Description of the task. Below are the records. Gather each line that holds "Bears".

Records shown.

┏━━

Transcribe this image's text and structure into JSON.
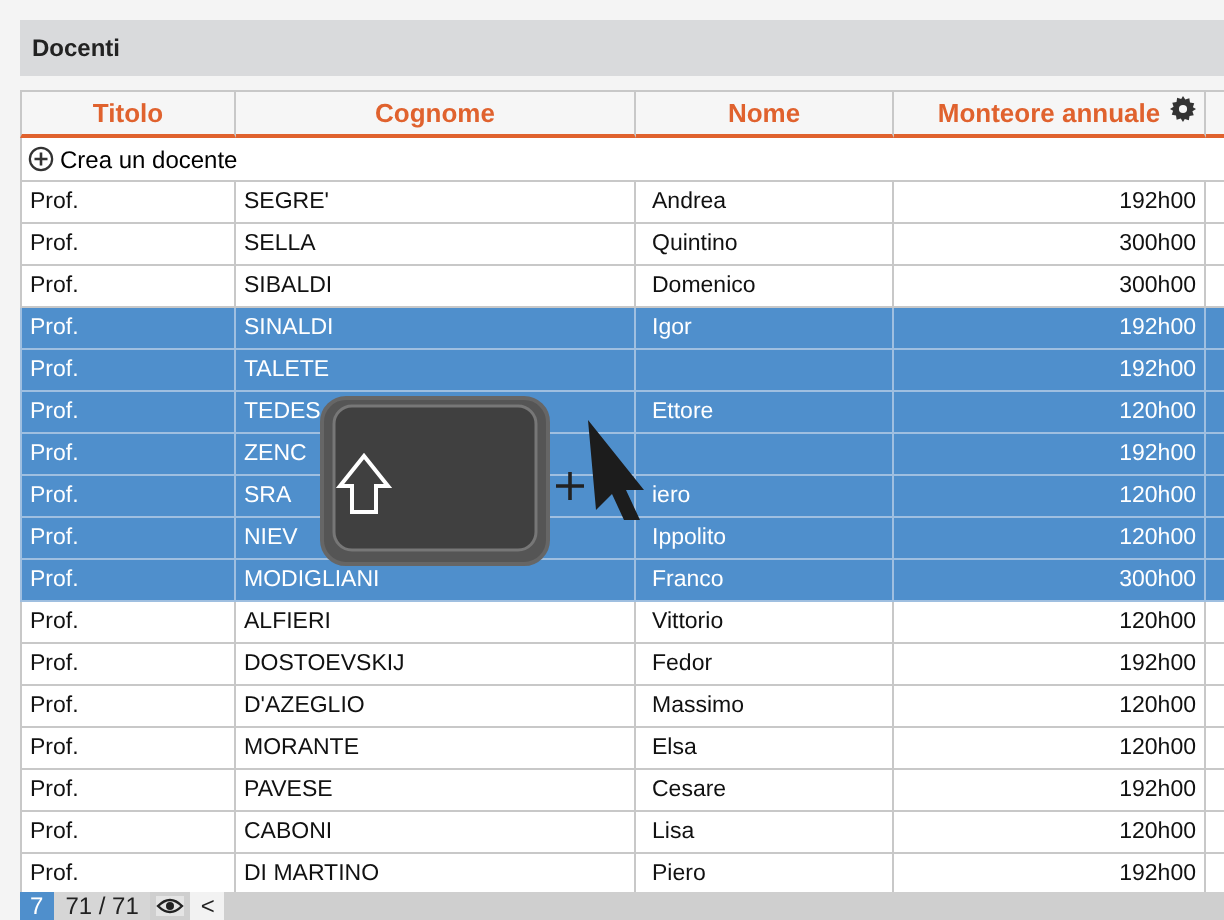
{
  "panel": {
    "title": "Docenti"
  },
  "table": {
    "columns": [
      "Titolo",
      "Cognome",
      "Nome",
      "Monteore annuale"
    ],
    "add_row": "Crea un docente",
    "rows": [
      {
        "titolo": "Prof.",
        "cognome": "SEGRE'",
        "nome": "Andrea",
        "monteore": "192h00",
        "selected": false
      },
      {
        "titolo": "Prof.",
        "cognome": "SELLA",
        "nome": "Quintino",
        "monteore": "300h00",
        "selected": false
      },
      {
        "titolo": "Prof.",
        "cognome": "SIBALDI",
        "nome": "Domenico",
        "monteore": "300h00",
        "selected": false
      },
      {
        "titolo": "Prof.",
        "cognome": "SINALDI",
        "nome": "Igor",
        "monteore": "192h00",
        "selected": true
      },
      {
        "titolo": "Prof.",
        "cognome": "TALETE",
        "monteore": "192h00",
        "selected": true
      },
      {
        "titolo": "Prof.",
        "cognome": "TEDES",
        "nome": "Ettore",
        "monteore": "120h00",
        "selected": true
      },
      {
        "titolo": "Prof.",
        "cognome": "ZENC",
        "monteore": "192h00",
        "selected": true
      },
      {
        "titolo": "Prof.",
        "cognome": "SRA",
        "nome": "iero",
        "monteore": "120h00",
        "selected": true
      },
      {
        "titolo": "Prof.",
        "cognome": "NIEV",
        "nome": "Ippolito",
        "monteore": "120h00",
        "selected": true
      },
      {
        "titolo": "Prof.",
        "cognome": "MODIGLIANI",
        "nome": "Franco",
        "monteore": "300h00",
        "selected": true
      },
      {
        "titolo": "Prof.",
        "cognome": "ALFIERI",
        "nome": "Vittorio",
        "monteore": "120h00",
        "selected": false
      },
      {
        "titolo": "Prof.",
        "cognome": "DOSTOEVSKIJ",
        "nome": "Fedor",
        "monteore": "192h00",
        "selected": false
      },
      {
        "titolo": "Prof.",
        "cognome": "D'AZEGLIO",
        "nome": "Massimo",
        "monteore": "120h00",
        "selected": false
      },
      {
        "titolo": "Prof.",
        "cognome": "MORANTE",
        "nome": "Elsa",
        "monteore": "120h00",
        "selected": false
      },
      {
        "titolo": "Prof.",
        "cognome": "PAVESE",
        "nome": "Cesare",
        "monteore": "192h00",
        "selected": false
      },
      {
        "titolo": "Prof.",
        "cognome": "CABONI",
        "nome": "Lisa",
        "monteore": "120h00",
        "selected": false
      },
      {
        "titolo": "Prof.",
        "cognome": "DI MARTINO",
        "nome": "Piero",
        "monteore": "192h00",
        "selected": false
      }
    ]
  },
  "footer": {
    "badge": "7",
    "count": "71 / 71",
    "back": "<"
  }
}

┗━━
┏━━

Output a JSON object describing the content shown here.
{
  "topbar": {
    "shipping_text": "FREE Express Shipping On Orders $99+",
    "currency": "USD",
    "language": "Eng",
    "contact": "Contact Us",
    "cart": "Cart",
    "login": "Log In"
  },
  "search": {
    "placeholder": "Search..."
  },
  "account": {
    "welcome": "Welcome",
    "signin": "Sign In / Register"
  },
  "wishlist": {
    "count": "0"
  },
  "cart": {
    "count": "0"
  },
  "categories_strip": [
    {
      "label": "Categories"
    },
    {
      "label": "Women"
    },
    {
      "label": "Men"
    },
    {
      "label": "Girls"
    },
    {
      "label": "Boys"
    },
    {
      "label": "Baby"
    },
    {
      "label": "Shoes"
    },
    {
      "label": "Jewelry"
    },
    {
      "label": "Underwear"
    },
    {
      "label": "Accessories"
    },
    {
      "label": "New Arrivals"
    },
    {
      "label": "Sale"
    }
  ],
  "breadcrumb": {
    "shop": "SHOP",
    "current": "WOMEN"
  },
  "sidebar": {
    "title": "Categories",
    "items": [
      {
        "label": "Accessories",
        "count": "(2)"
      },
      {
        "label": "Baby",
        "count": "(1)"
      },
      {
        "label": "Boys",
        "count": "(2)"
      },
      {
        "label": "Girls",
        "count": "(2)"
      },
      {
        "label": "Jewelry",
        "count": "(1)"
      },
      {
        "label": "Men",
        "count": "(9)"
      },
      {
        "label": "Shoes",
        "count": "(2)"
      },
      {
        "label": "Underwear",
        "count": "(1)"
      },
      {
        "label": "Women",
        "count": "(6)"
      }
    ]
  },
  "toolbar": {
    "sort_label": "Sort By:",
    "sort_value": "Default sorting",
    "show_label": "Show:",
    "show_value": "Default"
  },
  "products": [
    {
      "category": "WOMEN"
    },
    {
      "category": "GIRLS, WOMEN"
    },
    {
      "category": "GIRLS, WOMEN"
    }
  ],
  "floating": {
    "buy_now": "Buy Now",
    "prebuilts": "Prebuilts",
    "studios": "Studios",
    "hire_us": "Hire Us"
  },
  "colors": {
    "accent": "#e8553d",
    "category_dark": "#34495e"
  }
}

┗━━
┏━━

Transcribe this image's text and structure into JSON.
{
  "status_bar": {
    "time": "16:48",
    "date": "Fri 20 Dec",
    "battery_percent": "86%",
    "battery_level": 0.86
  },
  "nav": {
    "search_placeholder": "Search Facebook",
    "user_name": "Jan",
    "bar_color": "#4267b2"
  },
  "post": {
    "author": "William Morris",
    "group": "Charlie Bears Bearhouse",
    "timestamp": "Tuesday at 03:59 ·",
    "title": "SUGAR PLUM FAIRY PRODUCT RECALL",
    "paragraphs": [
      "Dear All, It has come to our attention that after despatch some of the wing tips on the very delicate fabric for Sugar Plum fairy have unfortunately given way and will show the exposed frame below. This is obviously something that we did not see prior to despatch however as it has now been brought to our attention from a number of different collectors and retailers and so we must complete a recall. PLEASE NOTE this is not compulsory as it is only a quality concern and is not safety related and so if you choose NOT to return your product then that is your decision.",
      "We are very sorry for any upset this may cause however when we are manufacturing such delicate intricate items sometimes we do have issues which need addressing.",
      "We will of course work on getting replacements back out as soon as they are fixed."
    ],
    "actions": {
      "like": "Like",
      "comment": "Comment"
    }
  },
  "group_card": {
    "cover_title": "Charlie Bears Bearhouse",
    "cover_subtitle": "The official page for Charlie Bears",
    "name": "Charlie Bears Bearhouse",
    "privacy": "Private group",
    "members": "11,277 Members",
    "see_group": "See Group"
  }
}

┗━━

Solution to the exercise.
    "group": "Charlie Bears Bearhouse",
    "cover_title": "Charlie Bears Bearhouse",
    "cover_subtitle": "The official page for Charlie Bears",
    "name": "Charlie Bears Bearhouse",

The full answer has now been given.